• [AIM OF THE TASK] Each line below should be written out exactly, with none skipped.

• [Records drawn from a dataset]
☆ ☆ ☆ ☆ ☆ ☆ ☆
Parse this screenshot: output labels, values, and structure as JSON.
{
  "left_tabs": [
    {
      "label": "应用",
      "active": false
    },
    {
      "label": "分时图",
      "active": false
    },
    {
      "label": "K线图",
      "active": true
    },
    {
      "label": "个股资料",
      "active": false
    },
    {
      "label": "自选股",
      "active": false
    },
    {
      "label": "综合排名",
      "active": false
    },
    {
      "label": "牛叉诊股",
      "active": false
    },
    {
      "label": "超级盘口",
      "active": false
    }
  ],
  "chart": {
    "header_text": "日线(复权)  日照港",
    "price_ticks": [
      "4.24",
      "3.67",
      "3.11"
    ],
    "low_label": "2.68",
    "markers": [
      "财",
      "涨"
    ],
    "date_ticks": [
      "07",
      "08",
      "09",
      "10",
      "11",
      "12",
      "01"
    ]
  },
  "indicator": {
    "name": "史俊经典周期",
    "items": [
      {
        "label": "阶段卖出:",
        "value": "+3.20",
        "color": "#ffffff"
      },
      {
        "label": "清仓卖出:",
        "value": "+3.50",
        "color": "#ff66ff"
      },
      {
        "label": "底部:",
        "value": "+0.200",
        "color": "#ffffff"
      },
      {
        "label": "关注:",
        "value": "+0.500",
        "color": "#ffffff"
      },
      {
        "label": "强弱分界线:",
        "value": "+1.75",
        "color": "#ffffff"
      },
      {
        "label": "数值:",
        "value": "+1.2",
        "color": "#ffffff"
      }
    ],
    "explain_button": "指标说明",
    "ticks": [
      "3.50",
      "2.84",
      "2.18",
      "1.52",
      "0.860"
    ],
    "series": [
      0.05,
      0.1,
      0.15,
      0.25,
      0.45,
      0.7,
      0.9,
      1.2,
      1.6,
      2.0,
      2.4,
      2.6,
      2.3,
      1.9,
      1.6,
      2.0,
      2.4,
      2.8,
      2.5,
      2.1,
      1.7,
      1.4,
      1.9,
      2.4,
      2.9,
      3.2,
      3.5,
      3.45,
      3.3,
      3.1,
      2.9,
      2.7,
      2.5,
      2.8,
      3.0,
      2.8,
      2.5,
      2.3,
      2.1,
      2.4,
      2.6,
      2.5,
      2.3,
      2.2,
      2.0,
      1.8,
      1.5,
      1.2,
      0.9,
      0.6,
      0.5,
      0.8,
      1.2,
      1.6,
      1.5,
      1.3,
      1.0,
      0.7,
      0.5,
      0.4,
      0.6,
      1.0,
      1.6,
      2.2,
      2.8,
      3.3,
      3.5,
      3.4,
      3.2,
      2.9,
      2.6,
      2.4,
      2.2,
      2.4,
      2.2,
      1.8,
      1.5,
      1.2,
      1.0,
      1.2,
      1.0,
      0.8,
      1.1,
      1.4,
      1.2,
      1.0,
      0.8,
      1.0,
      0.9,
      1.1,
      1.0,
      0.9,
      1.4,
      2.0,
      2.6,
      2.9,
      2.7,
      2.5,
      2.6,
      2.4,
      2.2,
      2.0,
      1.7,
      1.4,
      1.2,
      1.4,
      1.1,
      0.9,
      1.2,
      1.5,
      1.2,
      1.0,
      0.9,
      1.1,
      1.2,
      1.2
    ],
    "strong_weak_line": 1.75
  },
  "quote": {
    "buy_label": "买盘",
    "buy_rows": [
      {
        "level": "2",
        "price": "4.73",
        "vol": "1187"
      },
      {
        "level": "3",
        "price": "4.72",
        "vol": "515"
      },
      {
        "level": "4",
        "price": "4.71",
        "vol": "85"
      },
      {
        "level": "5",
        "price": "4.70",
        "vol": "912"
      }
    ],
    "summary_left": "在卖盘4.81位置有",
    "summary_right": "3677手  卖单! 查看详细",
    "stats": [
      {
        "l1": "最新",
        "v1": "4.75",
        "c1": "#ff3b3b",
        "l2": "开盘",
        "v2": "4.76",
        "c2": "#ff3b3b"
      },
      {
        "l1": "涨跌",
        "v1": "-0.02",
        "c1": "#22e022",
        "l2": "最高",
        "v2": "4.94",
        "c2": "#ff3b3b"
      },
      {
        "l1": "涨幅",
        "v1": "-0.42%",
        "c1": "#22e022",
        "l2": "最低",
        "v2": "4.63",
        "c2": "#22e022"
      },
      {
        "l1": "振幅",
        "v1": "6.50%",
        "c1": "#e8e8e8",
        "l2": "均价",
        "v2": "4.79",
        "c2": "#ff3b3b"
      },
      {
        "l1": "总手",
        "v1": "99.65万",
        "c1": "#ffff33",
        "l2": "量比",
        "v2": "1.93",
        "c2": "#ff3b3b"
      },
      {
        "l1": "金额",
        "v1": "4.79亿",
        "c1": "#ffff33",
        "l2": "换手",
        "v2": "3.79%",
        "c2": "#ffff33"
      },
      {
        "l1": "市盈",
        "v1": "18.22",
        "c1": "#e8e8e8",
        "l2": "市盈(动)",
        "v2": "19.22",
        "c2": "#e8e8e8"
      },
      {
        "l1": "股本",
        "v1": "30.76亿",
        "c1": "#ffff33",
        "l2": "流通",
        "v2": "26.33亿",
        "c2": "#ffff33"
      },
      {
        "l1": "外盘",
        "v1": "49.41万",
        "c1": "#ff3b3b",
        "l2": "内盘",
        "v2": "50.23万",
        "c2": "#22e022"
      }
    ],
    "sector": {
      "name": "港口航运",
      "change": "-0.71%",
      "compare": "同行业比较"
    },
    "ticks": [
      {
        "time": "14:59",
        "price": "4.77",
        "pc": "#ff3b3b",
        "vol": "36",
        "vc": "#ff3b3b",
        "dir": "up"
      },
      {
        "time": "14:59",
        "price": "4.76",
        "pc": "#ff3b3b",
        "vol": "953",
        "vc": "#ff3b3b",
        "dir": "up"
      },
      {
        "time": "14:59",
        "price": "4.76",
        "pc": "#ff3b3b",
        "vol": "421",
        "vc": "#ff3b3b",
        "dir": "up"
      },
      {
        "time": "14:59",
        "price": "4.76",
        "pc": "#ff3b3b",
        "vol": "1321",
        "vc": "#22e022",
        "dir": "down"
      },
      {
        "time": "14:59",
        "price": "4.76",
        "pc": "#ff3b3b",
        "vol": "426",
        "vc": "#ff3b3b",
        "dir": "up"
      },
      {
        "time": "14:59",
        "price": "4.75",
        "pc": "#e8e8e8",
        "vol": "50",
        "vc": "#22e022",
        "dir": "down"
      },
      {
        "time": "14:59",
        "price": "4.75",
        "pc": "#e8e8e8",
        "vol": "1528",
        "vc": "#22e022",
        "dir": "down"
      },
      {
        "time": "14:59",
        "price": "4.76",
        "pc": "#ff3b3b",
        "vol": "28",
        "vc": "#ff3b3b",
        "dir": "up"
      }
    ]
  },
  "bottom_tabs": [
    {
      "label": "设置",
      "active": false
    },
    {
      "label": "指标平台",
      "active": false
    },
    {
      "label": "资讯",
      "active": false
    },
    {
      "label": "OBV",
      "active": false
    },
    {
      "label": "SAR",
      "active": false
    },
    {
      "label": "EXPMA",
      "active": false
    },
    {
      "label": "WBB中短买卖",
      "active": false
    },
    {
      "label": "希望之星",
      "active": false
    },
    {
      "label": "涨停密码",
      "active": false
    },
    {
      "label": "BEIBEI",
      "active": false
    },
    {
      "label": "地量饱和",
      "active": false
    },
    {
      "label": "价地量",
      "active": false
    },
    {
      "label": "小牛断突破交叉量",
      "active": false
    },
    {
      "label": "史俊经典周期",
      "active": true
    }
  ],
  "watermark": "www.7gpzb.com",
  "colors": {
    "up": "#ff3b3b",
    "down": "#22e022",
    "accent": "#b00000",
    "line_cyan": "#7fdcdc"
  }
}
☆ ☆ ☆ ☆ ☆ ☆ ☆
• [EXPECTED ANSWER]
Parse this screenshot: output labels, values, and structure as JSON.
{
  "left_tabs": [
    {
      "label": "应用",
      "active": false
    },
    {
      "label": "分时图",
      "active": false
    },
    {
      "label": "K线图",
      "active": true
    },
    {
      "label": "个股资料",
      "active": false
    },
    {
      "label": "自选股",
      "active": false
    },
    {
      "label": "综合排名",
      "active": false
    },
    {
      "label": "牛叉诊股",
      "active": false
    },
    {
      "label": "超级盘口",
      "active": false
    }
  ],
  "chart": {
    "header_text": "日线(复权)  日照港",
    "price_ticks": [
      "4.24",
      "3.67",
      "3.11"
    ],
    "low_label": "2.68",
    "markers": [
      "财",
      "涨"
    ],
    "date_ticks": [
      "07",
      "08",
      "09",
      "10",
      "11",
      "12",
      "01"
    ]
  },
  "indicator": {
    "name": "史俊经典周期",
    "items": [
      {
        "label": "阶段卖出:",
        "value": "+3.20",
        "color": "#ffffff"
      },
      {
        "label": "清仓卖出:",
        "value": "+3.50",
        "color": "#ff66ff"
      },
      {
        "label": "底部:",
        "value": "+0.200",
        "color": "#ffffff"
      },
      {
        "label": "关注:",
        "value": "+0.500",
        "color": "#ffffff"
      },
      {
        "label": "强弱分界线:",
        "value": "+1.75",
        "color": "#ffffff"
      },
      {
        "label": "数值:",
        "value": "+1.2",
        "color": "#ffffff"
      }
    ],
    "explain_button": "指标说明",
    "ticks": [
      "3.50",
      "2.84",
      "2.18",
      "1.52",
      "0.860"
    ],
    "series": [
      0.05,
      0.1,
      0.15,
      0.25,
      0.45,
      0.7,
      0.9,
      1.2,
      1.6,
      2.0,
      2.4,
      2.6,
      2.3,
      1.9,
      1.6,
      2.0,
      2.4,
      2.8,
      2.5,
      2.1,
      1.7,
      1.4,
      1.9,
      2.4,
      2.9,
      3.2,
      3.5,
      3.45,
      3.3,
      3.1,
      2.9,
      2.7,
      2.5,
      2.8,
      3.0,
      2.8,
      2.5,
      2.3,
      2.1,
      2.4,
      2.6,
      2.5,
      2.3,
      2.2,
      2.0,
      1.8,
      1.5,
      1.2,
      0.9,
      0.6,
      0.5,
      0.8,
      1.2,
      1.6,
      1.5,
      1.3,
      1.0,
      0.7,
      0.5,
      0.4,
      0.6,
      1.0,
      1.6,
      2.2,
      2.8,
      3.3,
      3.5,
      3.4,
      3.2,
      2.9,
      2.6,
      2.4,
      2.2,
      2.4,
      2.2,
      1.8,
      1.5,
      1.2,
      1.0,
      1.2,
      1.0,
      0.8,
      1.1,
      1.4,
      1.2,
      1.0,
      0.8,
      1.0,
      0.9,
      1.1,
      1.0,
      0.9,
      1.4,
      2.0,
      2.6,
      2.9,
      2.7,
      2.5,
      2.6,
      2.4,
      2.2,
      2.0,
      1.7,
      1.4,
      1.2,
      1.4,
      1.1,
      0.9,
      1.2,
      1.5,
      1.2,
      1.0,
      0.9,
      1.1,
      1.2,
      1.2
    ],
    "strong_weak_line": 1.75
  },
  "quote": {
    "buy_label": "买盘",
    "buy_rows": [
      {
        "level": "2",
        "price": "4.73",
        "vol": "1187"
      },
      {
        "level": "3",
        "price": "4.72",
        "vol": "515"
      },
      {
        "level": "4",
        "price": "4.71",
        "vol": "85"
      },
      {
        "level": "5",
        "price": "4.70",
        "vol": "912"
      }
    ],
    "summary_left": "在卖盘4.81位置有",
    "summary_right": "3677手  卖单! 查看详细",
    "stats": [
      {
        "l1": "最新",
        "v1": "4.75",
        "c1": "#ff3b3b",
        "l2": "开盘",
        "v2": "4.76",
        "c2": "#ff3b3b"
      },
      {
        "l1": "涨跌",
        "v1": "-0.02",
        "c1": "#22e022",
        "l2": "最高",
        "v2": "4.94",
        "c2": "#ff3b3b"
      },
      {
        "l1": "涨幅",
        "v1": "-0.42%",
        "c1": "#22e022",
        "l2": "最低",
        "v2": "4.63",
        "c2": "#22e022"
      },
      {
        "l1": "振幅",
        "v1": "6.50%",
        "c1": "#e8e8e8",
        "l2": "均价",
        "v2": "4.79",
        "c2": "#ff3b3b"
      },
      {
        "l1": "总手",
        "v1": "99.65万",
        "c1": "#ffff33",
        "l2": "量比",
        "v2": "1.93",
        "c2": "#ff3b3b"
      },
      {
        "l1": "金额",
        "v1": "4.79亿",
        "c1": "#ffff33",
        "l2": "换手",
        "v2": "3.79%",
        "c2": "#ffff33"
      },
      {
        "l1": "市盈",
        "v1": "18.22",
        "c1": "#e8e8e8",
        "l2": "市盈(动)",
        "v2": "19.22",
        "c2": "#e8e8e8"
      },
      {
        "l1": "股本",
        "v1": "30.76亿",
        "c1": "#ffff33",
        "l2": "流通",
        "v2": "26.33亿",
        "c2": "#ffff33"
      },
      {
        "l1": "外盘",
        "v1": "49.41万",
        "c1": "#ff3b3b",
        "l2": "内盘",
        "v2": "50.23万",
        "c2": "#22e022"
      }
    ],
    "sector": {
      "name": "港口航运",
      "change": "-0.71%",
      "compare": "同行业比较"
    },
    "ticks": [
      {
        "time": "14:59",
        "price": "4.77",
        "pc": "#ff3b3b",
        "vol": "36",
        "vc": "#ff3b3b",
        "dir": "up"
      },
      {
        "time": "14:59",
        "price": "4.76",
        "pc": "#ff3b3b",
        "vol": "953",
        "vc": "#ff3b3b",
        "dir": "up"
      },
      {
        "time": "14:59",
        "price": "4.76",
        "pc": "#ff3b3b",
        "vol": "421",
        "vc": "#ff3b3b",
        "dir": "up"
      },
      {
        "time": "14:59",
        "price": "4.76",
        "pc": "#ff3b3b",
        "vol": "1321",
        "vc": "#22e022",
        "dir": "down"
      },
      {
        "time": "14:59",
        "price": "4.76",
        "pc": "#ff3b3b",
        "vol": "426",
        "vc": "#ff3b3b",
        "dir": "up"
      },
      {
        "time": "14:59",
        "price": "4.75",
        "pc": "#e8e8e8",
        "vol": "50",
        "vc": "#22e022",
        "dir": "down"
      },
      {
        "time": "14:59",
        "price": "4.75",
        "pc": "#e8e8e8",
        "vol": "1528",
        "vc": "#22e022",
        "dir": "down"
      },
      {
        "time": "14:59",
        "price": "4.76",
        "pc": "#ff3b3b",
        "vol": "28",
        "vc": "#ff3b3b",
        "dir": "up"
      }
    ]
  },
  "bottom_tabs": [
    {
      "label": "设置",
      "active": false
    },
    {
      "label": "指标平台",
      "active": false
    },
    {
      "label": "资讯",
      "active": false
    },
    {
      "label": "OBV",
      "active": false
    },
    {
      "label": "SAR",
      "active": false
    },
    {
      "label": "EXPMA",
      "active": false
    },
    {
      "label": "WBB中短买卖",
      "active": false
    },
    {
      "label": "希望之星",
      "active": false
    },
    {
      "label": "涨停密码",
      "active": false
    },
    {
      "label": "BEIBEI",
      "active": false
    },
    {
      "label": "地量饱和",
      "active": false
    },
    {
      "label": "价地量",
      "active": false
    },
    {
      "label": "小牛断突破交叉量",
      "active": false
    },
    {
      "label": "史俊经典周期",
      "active": true
    }
  ],
  "watermark": "www.7gpzb.com",
  "colors": {
    "up": "#ff3b3b",
    "down": "#22e022",
    "accent": "#b00000",
    "line_cyan": "#7fdcdc"
  }
}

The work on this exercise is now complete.